“Pope Francis has rightly said that protecting the lives of others means it is a moral imperative to receive a COVID-19 vaccine. Fr. Altman is a loud and dangerous voice, yet ultimately a fringe figure who does not represent the church’s position on this life-and-death issue. We cannot allow his conspiracy theories to undercut Pope Francis’s moral authority on the clear relationship between COVID-19 vaccines — which have proven safe and effective — and Jesus’s instructions to care for the sick and love our neighbors,” Faithful America said in a statement Thursday.
“Faithful America’s grassroots Christian members give thanks for La Crosse Bishop Callahan’s pastoral decision regarding Fr. Altman. We ask the Vatican to reject Altman’s appeal, and we urge everyone to love their neighbors by receiving the safe and effective shots as quickly as possible.”
In contrast, the creator of the “Defend our Holy Priest” Give Send Go campaign states Atman “has been subject to diabolical persecution just for doing his job as a shepherd to his flock.”

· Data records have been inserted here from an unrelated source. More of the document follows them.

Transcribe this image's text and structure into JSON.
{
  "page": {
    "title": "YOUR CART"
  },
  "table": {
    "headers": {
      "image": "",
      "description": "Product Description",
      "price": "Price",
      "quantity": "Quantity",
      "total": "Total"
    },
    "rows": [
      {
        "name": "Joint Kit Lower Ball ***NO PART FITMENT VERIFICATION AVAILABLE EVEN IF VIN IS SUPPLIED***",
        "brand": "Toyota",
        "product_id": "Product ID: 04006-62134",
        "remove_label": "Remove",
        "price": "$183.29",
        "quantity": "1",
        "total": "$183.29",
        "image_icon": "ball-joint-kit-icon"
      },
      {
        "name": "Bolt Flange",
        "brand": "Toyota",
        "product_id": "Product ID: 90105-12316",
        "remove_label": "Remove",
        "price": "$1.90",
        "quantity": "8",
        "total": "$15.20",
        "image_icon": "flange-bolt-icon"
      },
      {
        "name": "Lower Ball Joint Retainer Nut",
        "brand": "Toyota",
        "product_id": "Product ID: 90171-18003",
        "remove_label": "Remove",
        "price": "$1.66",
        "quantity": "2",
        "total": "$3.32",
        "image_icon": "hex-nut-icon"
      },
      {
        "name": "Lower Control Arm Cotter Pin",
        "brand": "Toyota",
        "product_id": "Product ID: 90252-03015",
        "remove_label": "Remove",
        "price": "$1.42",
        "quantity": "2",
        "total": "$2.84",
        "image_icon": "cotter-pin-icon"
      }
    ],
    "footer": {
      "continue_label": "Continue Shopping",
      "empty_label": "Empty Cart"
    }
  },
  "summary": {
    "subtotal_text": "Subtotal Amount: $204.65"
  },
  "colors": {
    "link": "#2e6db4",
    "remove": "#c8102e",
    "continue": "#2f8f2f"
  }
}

“Father Altman has shown courage and strength in his commitment to giving us the Truth,” the campaign’s introduction reads. “In a culture that celebrates deception and sin, Father Altman has been a shining light to tens of thousands of faithful Catholics worldwide. Sadly, as we are all aware, our holy priests are being attacked from within. It is our duty and honor as faithful sheep to help our shepherd to defend himself.”

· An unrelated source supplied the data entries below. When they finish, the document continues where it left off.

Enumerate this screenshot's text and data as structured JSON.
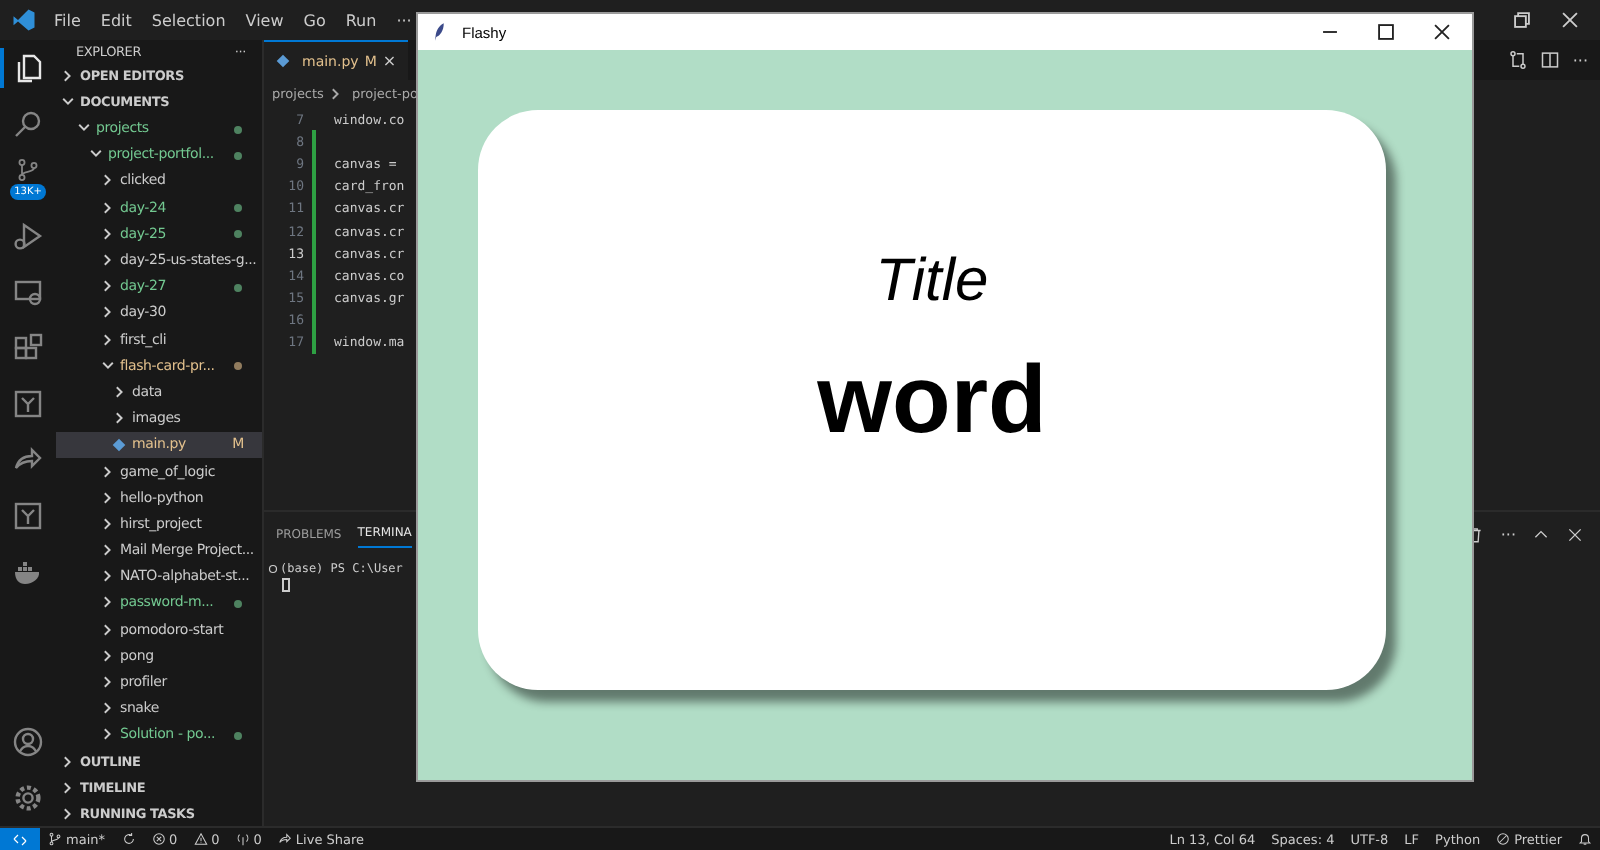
{
  "menu_bar": {
    "items": [
      "File",
      "Edit",
      "Selection",
      "View",
      "Go",
      "Run",
      "···"
    ]
  },
  "activity_bar": {
    "items": [
      {
        "kind": "files",
        "selected": true
      },
      {
        "kind": "search",
        "selected": false
      },
      {
        "kind": "source-control",
        "selected": false,
        "badge": "13K+"
      },
      {
        "kind": "run-debug",
        "selected": false
      },
      {
        "kind": "remote",
        "selected": false
      },
      {
        "kind": "extensions",
        "selected": false
      },
      {
        "kind": "box",
        "selected": false
      },
      {
        "kind": "live-share",
        "selected": false
      },
      {
        "kind": "box",
        "selected": false
      },
      {
        "kind": "docker",
        "selected": false
      }
    ],
    "bottom": [
      {
        "kind": "account"
      },
      {
        "kind": "settings"
      }
    ]
  },
  "sidebar": {
    "title": "EXPLORER",
    "more": "···",
    "sections": [
      {
        "label": "OPEN EDITORS",
        "expanded": false
      },
      {
        "label": "DOCUMENTS",
        "expanded": true,
        "items": [
          {
            "label": "projects",
            "kind": "folder",
            "expanded": true,
            "color": "#73c991",
            "dot": true,
            "selected": false,
            "children": [
              {
                "label": "project-portfol...",
                "kind": "folder",
                "expanded": true,
                "color": "#73c991",
                "dot": true,
                "selected": false,
                "children": [
                  {
                    "label": "clicked",
                    "kind": "folder",
                    "expanded": false,
                    "color": "#cccccc",
                    "dot": false,
                    "selected": false
                  },
                  {
                    "label": "day-24",
                    "kind": "folder",
                    "expanded": false,
                    "color": "#73c991",
                    "dot": true,
                    "selected": false
                  },
                  {
                    "label": "day-25",
                    "kind": "folder",
                    "expanded": false,
                    "color": "#73c991",
                    "dot": true,
                    "selected": false
                  },
                  {
                    "label": "day-25-us-states-g...",
                    "kind": "folder",
                    "expanded": false,
                    "color": "#cccccc",
                    "dot": false,
                    "selected": false
                  },
                  {
                    "label": "day-27",
                    "kind": "folder",
                    "expanded": false,
                    "color": "#73c991",
                    "dot": true,
                    "selected": false
                  },
                  {
                    "label": "day-30",
                    "kind": "folder",
                    "expanded": false,
                    "color": "#cccccc",
                    "dot": false,
                    "selected": false
                  },
                  {
                    "label": "first_cli",
                    "kind": "folder",
                    "expanded": false,
                    "color": "#cccccc",
                    "dot": false,
                    "selected": false
                  },
                  {
                    "label": "flash-card-pr...",
                    "kind": "folder",
                    "expanded": true,
                    "color": "#e2c08d",
                    "dot": true,
                    "selected": false,
                    "children": [
                      {
                        "label": "data",
                        "kind": "folder",
                        "expanded": false,
                        "color": "#cccccc",
                        "dot": false,
                        "selected": false
                      },
                      {
                        "label": "images",
                        "kind": "folder",
                        "expanded": false,
                        "color": "#cccccc",
                        "dot": false,
                        "selected": false
                      },
                      {
                        "label": "main.py",
                        "kind": "file",
                        "color": "#e2c08d",
                        "dot": false,
                        "badge": "M",
                        "selected": true
                      }
                    ]
                  },
                  {
                    "label": "game_of_logic",
                    "kind": "folder",
                    "expanded": false,
                    "color": "#cccccc",
                    "dot": false,
                    "selected": false
                  },
                  {
                    "label": "hello-python",
                    "kind": "folder",
                    "expanded": false,
                    "color": "#cccccc",
                    "dot": false,
                    "selected": false
                  },
                  {
                    "label": "hirst_project",
                    "kind": "folder",
                    "expanded": false,
                    "color": "#cccccc",
                    "dot": false,
                    "selected": false
                  },
                  {
                    "label": "Mail Merge Project...",
                    "kind": "folder",
                    "expanded": false,
                    "color": "#cccccc",
                    "dot": false,
                    "selected": false
                  },
                  {
                    "label": "NATO-alphabet-st...",
                    "kind": "folder",
                    "expanded": false,
                    "color": "#cccccc",
                    "dot": false,
                    "selected": false
                  },
                  {
                    "label": "password-m...",
                    "kind": "folder",
                    "expanded": false,
                    "color": "#73c991",
                    "dot": true,
                    "selected": false
                  },
                  {
                    "label": "pomodoro-start",
                    "kind": "folder",
                    "expanded": false,
                    "color": "#cccccc",
                    "dot": false,
                    "selected": false
                  },
                  {
                    "label": "pong",
                    "kind": "folder",
                    "expanded": false,
                    "color": "#cccccc",
                    "dot": false,
                    "selected": false
                  },
                  {
                    "label": "profiler",
                    "kind": "folder",
                    "expanded": false,
                    "color": "#cccccc",
                    "dot": false,
                    "selected": false
                  },
                  {
                    "label": "snake",
                    "kind": "folder",
                    "expanded": false,
                    "color": "#cccccc",
                    "dot": false,
                    "selected": false
                  },
                  {
                    "label": "Solution - po...",
                    "kind": "folder",
                    "expanded": false,
                    "color": "#73c991",
                    "dot": true,
                    "selected": false
                  }
                ]
              }
            ]
          }
        ]
      },
      {
        "label": "OUTLINE",
        "expanded": false
      },
      {
        "label": "TIMELINE",
        "expanded": false
      },
      {
        "label": "RUNNING TASKS",
        "expanded": false
      }
    ]
  },
  "editor": {
    "tab": {
      "label": "main.py",
      "badge": "M",
      "close": "×"
    },
    "breadcrumbs": [
      "projects",
      "project-po"
    ],
    "more": "···",
    "lines": [
      {
        "number": "7",
        "text": "window.co",
        "current": false,
        "changed": false
      },
      {
        "number": "8",
        "current": false,
        "changed": true
      },
      {
        "number": "9",
        "text": "canvas =",
        "current": false,
        "changed": true
      },
      {
        "number": "10",
        "text": "card_fron",
        "current": false,
        "changed": true
      },
      {
        "number": "11",
        "text": "canvas.cr",
        "current": false,
        "changed": true
      },
      {
        "number": "12",
        "text": "canvas.cr",
        "current": false,
        "changed": true
      },
      {
        "number": "13",
        "text": "canvas.cr",
        "current": true,
        "changed": true
      },
      {
        "number": "14",
        "text": "canvas.co",
        "current": false,
        "changed": true
      },
      {
        "number": "15",
        "text": "canvas.gr",
        "current": false,
        "changed": true
      },
      {
        "number": "16",
        "current": false,
        "changed": true
      },
      {
        "number": "17",
        "text": "window.ma",
        "current": false,
        "changed": true
      }
    ]
  },
  "panel": {
    "tabs": [
      {
        "label": "PROBLEMS",
        "selected": false
      },
      {
        "label": "TERMINA",
        "selected": true
      }
    ],
    "terminal": {
      "prompt": "(base) PS C:\\User"
    },
    "more": "···"
  },
  "status_bar": {
    "left": [
      {
        "kind": "branch",
        "text": "main*"
      },
      {
        "kind": "sync"
      },
      {
        "kind": "errors",
        "text": "0"
      },
      {
        "kind": "warnings",
        "text": "0"
      },
      {
        "kind": "ports",
        "text": "0"
      },
      {
        "kind": "live-share",
        "text": "Live Share"
      }
    ],
    "right": [
      {
        "kind": "text",
        "text": "Ln 13, Col 64"
      },
      {
        "kind": "text",
        "text": "Spaces: 4"
      },
      {
        "kind": "text",
        "text": "UTF-8"
      },
      {
        "kind": "text",
        "text": "LF"
      },
      {
        "kind": "text",
        "text": "Python"
      },
      {
        "kind": "prettier",
        "text": "Prettier"
      },
      {
        "kind": "bell"
      }
    ]
  },
  "app_window": {
    "title": "Flashy",
    "card": {
      "title": "Title",
      "word": "word"
    }
  }
}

Comments from financial donors on the site include, “Thank you dear Father, for standing courageously against the wolves who seek to devour us!” and “Thank you for staying ‘salty.’ So many of today’s church leaders just go threw (sic) the motions, ‘having a form of godliness, but denying the power thereof.'”
On Monday, Altman was featured on the “Terry and Jesse Show” on Virgin Most Powerful Radio. While their Facebook page stated that Altman would be unable to call in as he is “under a time constraint to leave the parish,” Altman ultimately appeared on the nearly hour-long Zoom, viewed by the Tribune.
Stating the Bishop called him “divisive and ineffective,” Altman, who iterated he likes Callahan, told the hosts, “Our job is to divide. How do we do that? We simply say the truth,” adding that liberals are fearful that “the truth exposes their lies.”
“It’s the liberal bishops that are trying to cancel,” Altman noted. “…There seems to be a cadre of people in a certain level of power in the church that really despise me, I think because they are democrats and they hate the fact that you can’t be a Democrat and a Catholic.”
Altman expressed his resistance to the resignation request, stating,”Bring it on. Because you can’t silence the truth. … They can temporarily kill it, like they did Friday, but the truth rises again and the truth has its day.”
Directly asked his status at the church by the radio hosts, Altman, appearing from his office at St. James the Less, said, “I’m still the pastor there,” but added if an administrator is appointed he would “no longer have duties.”
“I’m a priest forever and there will never be a day I don’t wear this collar. Ever,” Altman said.
Offered a weekly spot on the “Terry and Jesse Show” if he leaves St. James the Less, Altman responded, “We’ll see if I get put out to pasture. If I do I’ll have more time on my hands.”
Altman then stressed, “I’m still the pastor and I don’t have any intention to resign.”
This article first appeared HERE.